  19. ICAAC 2007 Posters: “In Vitro Susceptibility of Genotypically Distinct Clostridium difficile Strains to Oritavancin” and “Activity of Metronidazole, Vancomycin and Oritavancin Against Epidemic Clostridium difficile Spores” / Targanta Press Release September 19, 2007 Archived July 13, 2011, at the Wayback Machine
  20. ASM 2007 Poster: “Efficacy of Oritavancin in a Murine Model of Bacillus anthracis Spore Inhalation Anthrax” / Targanta Press Release May 24, 2007 Archived July 13, 2011, at the Wayback Machine
  21. Yan, Qun, Melissa J. Karau, and Robin Patel. “In Vitro Activity of Oritavancin against Biofilms of Staphylococci Isolated from Prosthetic Joint Infection.” Diagnostic Microbiology and Infectious Disease 92, no. 2 (October 2018): 155–57. https://doi.org/10.1016/j.diagmicrobio.2018.05.010.

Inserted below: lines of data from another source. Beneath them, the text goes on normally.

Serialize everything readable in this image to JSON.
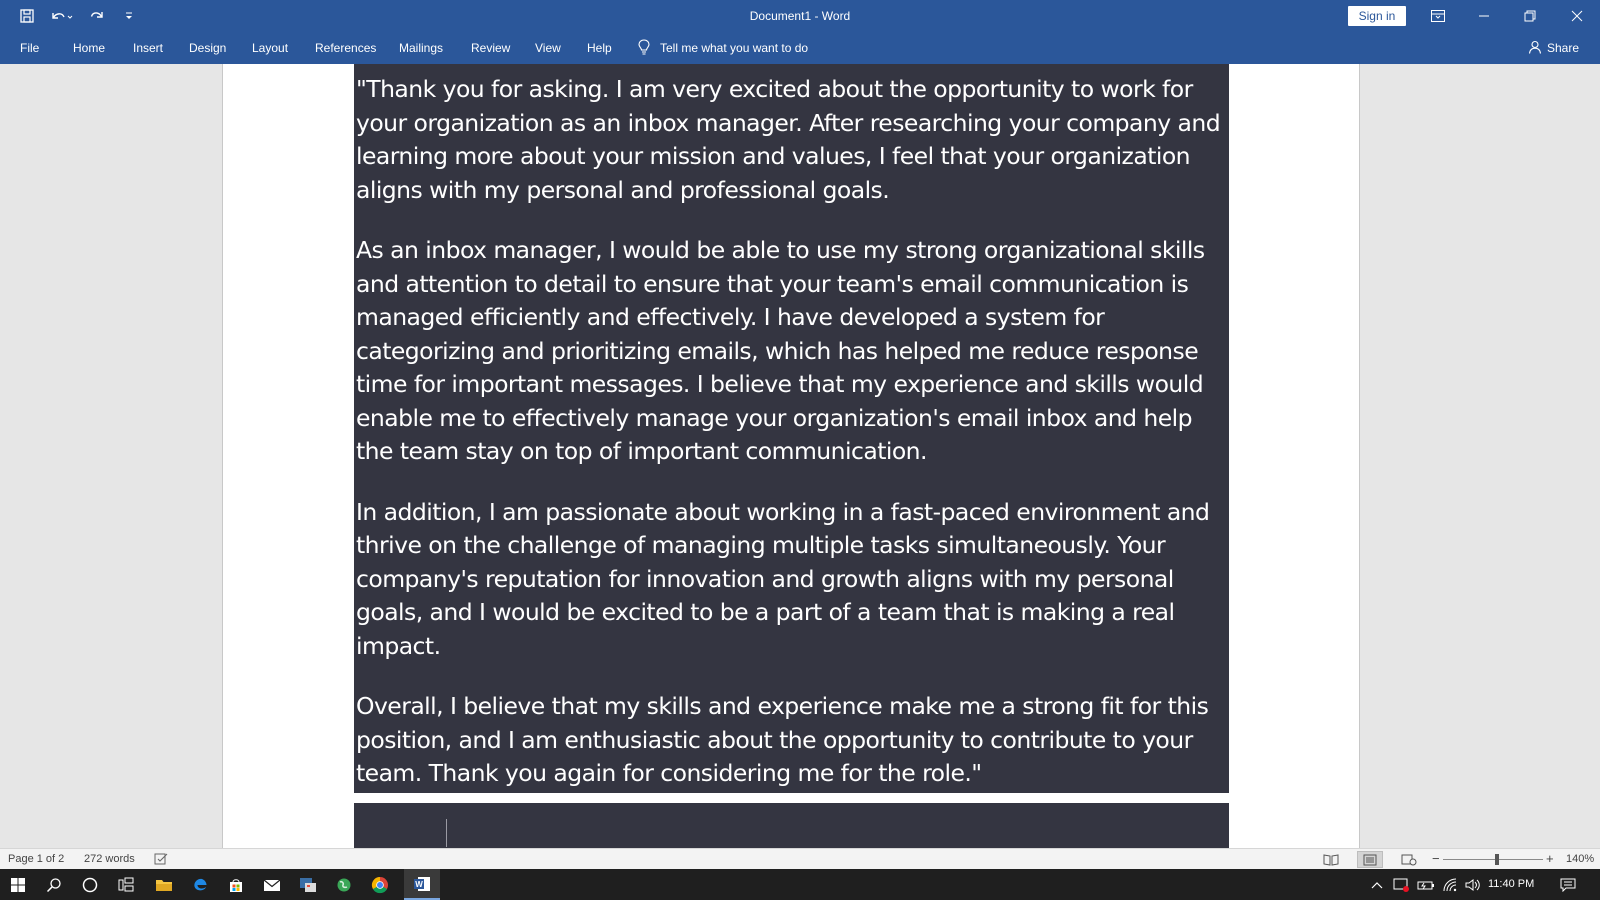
{
  "window": {
    "title": "Document1  -  Word",
    "sign_in": "Sign in"
  },
  "ribbon": {
    "tabs": [
      "File",
      "Home",
      "Insert",
      "Design",
      "Layout",
      "References",
      "Mailings",
      "Review",
      "View",
      "Help"
    ],
    "tell_me": "Tell me what you want to do",
    "share": "Share"
  },
  "document": {
    "paragraphs": [
      "\"Thank you for asking. I am very excited about the opportunity to work for your organization as an inbox manager. After researching your company and learning more about your mission and values, I feel that your organization aligns with my personal and professional goals.",
      "As an inbox manager, I would be able to use my strong organizational skills and attention to detail to ensure that your team's email communication is managed efficiently and effectively. I have developed a system for categorizing and prioritizing emails, which has helped me reduce response time for important messages. I believe that my experience and skills would enable me to effectively manage your organization's email inbox and help the team stay on top of important communication.",
      "In addition, I am passionate about working in a fast-paced environment and thrive on the challenge of managing multiple tasks simultaneously. Your company's reputation for innovation and growth aligns with my personal goals, and I would be excited to be a part of a team that is making a real impact.",
      "Overall, I believe that my skills and experience make me a strong fit for this position, and I am enthusiastic about the opportunity to contribute to your team. Thank you again for considering me for the role.\""
    ],
    "highlight_color": "#343541"
  },
  "statusbar": {
    "page": "Page 1 of 2",
    "words": "272 words",
    "zoom": "140%",
    "zoom_minus": "−",
    "zoom_plus": "+"
  },
  "taskbar": {
    "time": "11:40 PM"
  },
  "colors": {
    "accent": "#2b579a",
    "taskbar": "#1f1f1f"
  },
  "icons": [
    "save-icon",
    "undo-icon",
    "redo-icon",
    "customize-icon",
    "ribbon-display-icon",
    "minimize-icon",
    "restore-icon",
    "close-icon",
    "lightbulb-icon",
    "person-icon",
    "proofing-icon",
    "read-mode-icon",
    "print-layout-icon",
    "web-layout-icon",
    "windows-start-icon",
    "search-icon",
    "cortana-icon",
    "task-view-icon",
    "file-explorer-icon",
    "edge-icon",
    "store-icon",
    "mail-icon",
    "app-icon",
    "browser-icon",
    "chrome-icon",
    "word-icon",
    "chevron-up-icon",
    "defender-icon",
    "battery-icon",
    "wifi-icon",
    "volume-icon",
    "notifications-icon"
  ]
}
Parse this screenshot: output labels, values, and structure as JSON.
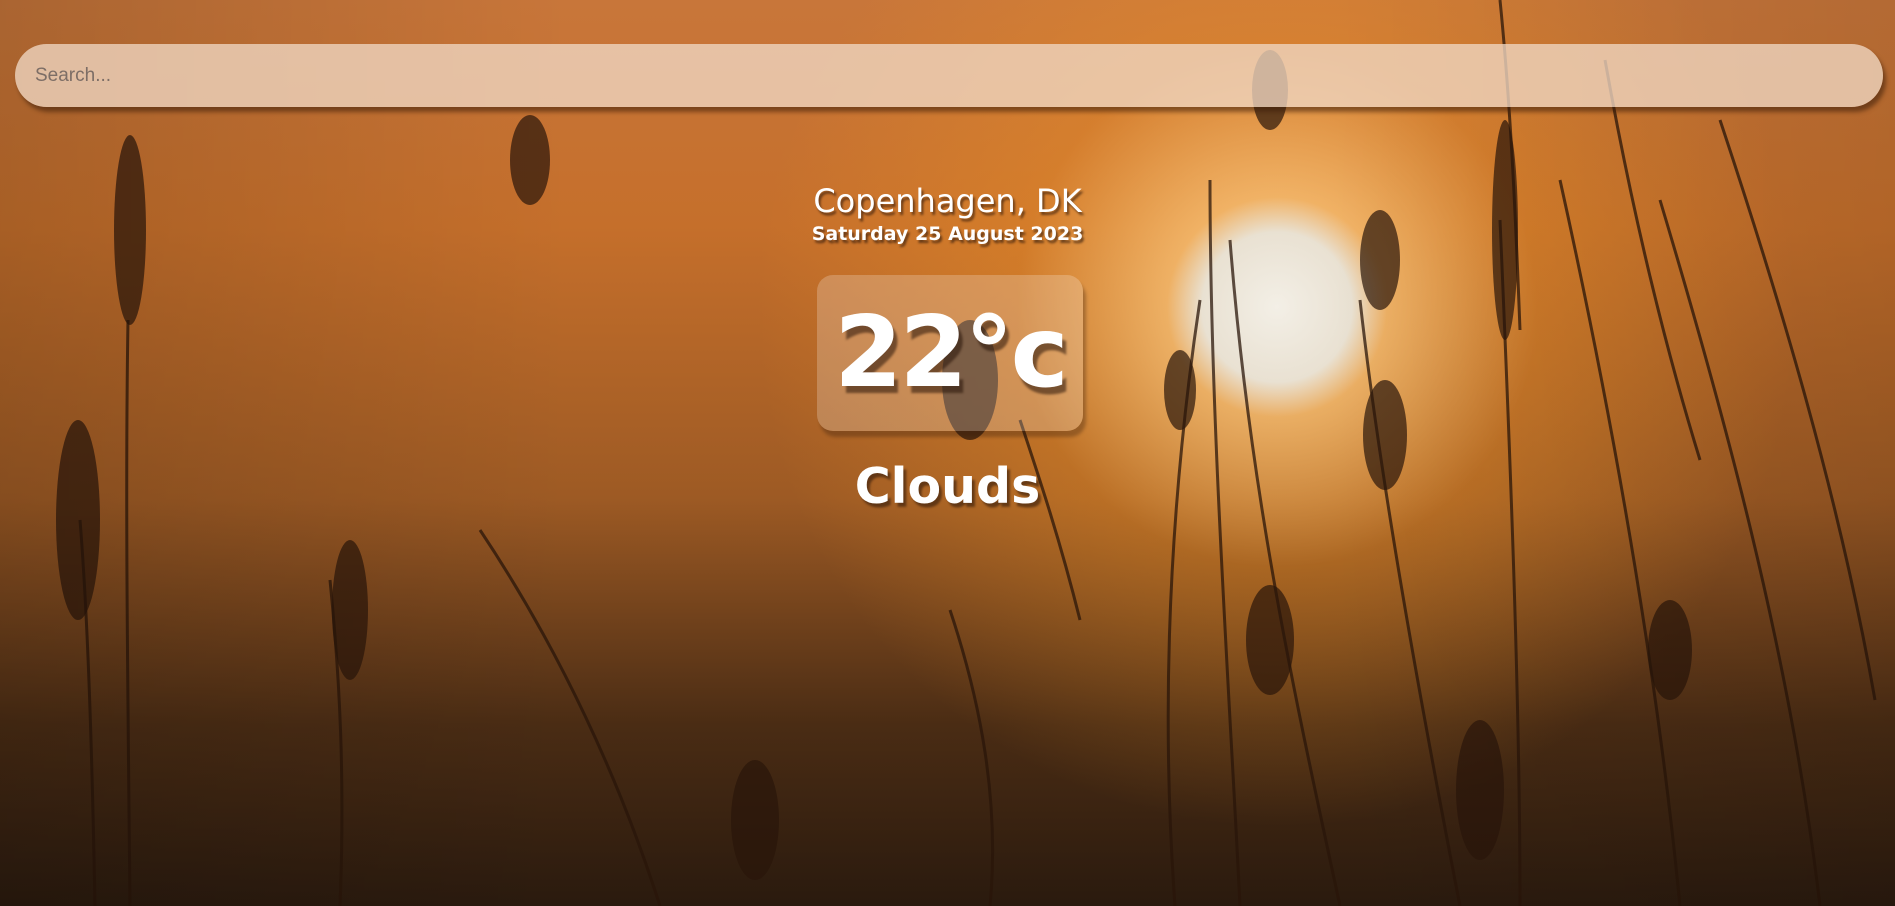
{
  "search": {
    "placeholder": "Search...",
    "value": ""
  },
  "location": {
    "city": "Copenhagen, DK",
    "date": "Saturday 25 August 2023"
  },
  "weather": {
    "temperature": "22°c",
    "condition": "Clouds"
  },
  "theme": {
    "background": "sunset-grass-photo",
    "text_color": "#ffffff"
  }
}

  22. Yan, Qun, Melissa J. Karau, and Robin Patel. “In Vitro Activity of Oritavancin against Planktonic and Biofilm States of Vancomycin-Susceptible and Vancomycin-Resistant Enterococci.” Diagnostic Microbiology and Infectious Disease 91, no. 4 (August 2018): 348–50. https://doi.org/10.1016/j.diagmicrobio.2018.03.008.
  23. ICAAC 2003 Late-breaker poster: "Phase III Trial Comparing 3–7 days of Oritavancin vs. 10–14 days of Vancomycin/Cephalexin in the Treatment of Patients with Complicated Skin and Skin Structure Infections (cSSSI)" / InterMune Press Release September 15, 2003
  24. Chastain, Daniel B., and Anthony Davis. “Treatment of Chronic Osteomyelitis with Multidose Oritavancin: A Case Series and Literature Review.” International Journal of Antimicrobial Agents 53, no. 4 (April 2019): 429–34. https://doi.org/10.1016/j.ijantimicag.2018.11.023.

External links

External sites: